• TASK ITEM
Repeat exactly each line of the data provided below.

• INFORMATION SUPPLIED
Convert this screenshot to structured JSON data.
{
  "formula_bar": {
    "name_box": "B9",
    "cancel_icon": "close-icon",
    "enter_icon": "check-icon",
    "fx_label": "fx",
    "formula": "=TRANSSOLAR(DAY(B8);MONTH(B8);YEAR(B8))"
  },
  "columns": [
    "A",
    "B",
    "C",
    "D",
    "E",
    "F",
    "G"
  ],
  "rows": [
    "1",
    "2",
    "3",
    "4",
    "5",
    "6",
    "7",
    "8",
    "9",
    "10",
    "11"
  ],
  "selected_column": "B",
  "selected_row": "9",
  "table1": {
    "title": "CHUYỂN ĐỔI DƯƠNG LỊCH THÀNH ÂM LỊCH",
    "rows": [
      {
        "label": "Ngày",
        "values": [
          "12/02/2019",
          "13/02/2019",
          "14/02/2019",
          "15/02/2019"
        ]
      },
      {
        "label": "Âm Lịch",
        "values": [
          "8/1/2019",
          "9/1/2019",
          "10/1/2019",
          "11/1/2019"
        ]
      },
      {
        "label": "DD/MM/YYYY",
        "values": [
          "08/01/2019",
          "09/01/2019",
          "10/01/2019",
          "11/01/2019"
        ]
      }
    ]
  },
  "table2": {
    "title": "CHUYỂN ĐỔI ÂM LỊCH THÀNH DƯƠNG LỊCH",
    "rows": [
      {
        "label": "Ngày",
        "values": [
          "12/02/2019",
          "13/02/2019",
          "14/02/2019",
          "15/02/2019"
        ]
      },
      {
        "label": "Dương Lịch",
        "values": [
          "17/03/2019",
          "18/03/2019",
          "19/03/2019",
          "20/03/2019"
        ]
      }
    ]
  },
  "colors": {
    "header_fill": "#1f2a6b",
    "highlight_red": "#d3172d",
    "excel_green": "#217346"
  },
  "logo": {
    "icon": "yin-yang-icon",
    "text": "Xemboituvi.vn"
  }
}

• OUTPUT OF THE TASK
Convert this screenshot to structured JSON data.
{
  "formula_bar": {
    "name_box": "B9",
    "cancel_icon": "close-icon",
    "enter_icon": "check-icon",
    "fx_label": "fx",
    "formula": "=TRANSSOLAR(DAY(B8);MONTH(B8);YEAR(B8))"
  },
  "columns": [
    "A",
    "B",
    "C",
    "D",
    "E",
    "F",
    "G"
  ],
  "rows": [
    "1",
    "2",
    "3",
    "4",
    "5",
    "6",
    "7",
    "8",
    "9",
    "10",
    "11"
  ],
  "selected_column": "B",
  "selected_row": "9",
  "table1": {
    "title": "CHUYỂN ĐỔI DƯƠNG LỊCH THÀNH ÂM LỊCH",
    "rows": [
      {
        "label": "Ngày",
        "values": [
          "12/02/2019",
          "13/02/2019",
          "14/02/2019",
          "15/02/2019"
        ]
      },
      {
        "label": "Âm Lịch",
        "values": [
          "8/1/2019",
          "9/1/2019",
          "10/1/2019",
          "11/1/2019"
        ]
      },
      {
        "label": "DD/MM/YYYY",
        "values": [
          "08/01/2019",
          "09/01/2019",
          "10/01/2019",
          "11/01/2019"
        ]
      }
    ]
  },
  "table2": {
    "title": "CHUYỂN ĐỔI ÂM LỊCH THÀNH DƯƠNG LỊCH",
    "rows": [
      {
        "label": "Ngày",
        "values": [
          "12/02/2019",
          "13/02/2019",
          "14/02/2019",
          "15/02/2019"
        ]
      },
      {
        "label": "Dương Lịch",
        "values": [
          "17/03/2019",
          "18/03/2019",
          "19/03/2019",
          "20/03/2019"
        ]
      }
    ]
  },
  "colors": {
    "header_fill": "#1f2a6b",
    "highlight_red": "#d3172d",
    "excel_green": "#217346"
  },
  "logo": {
    "icon": "yin-yang-icon",
    "text": "Xemboituvi.vn"
  }
}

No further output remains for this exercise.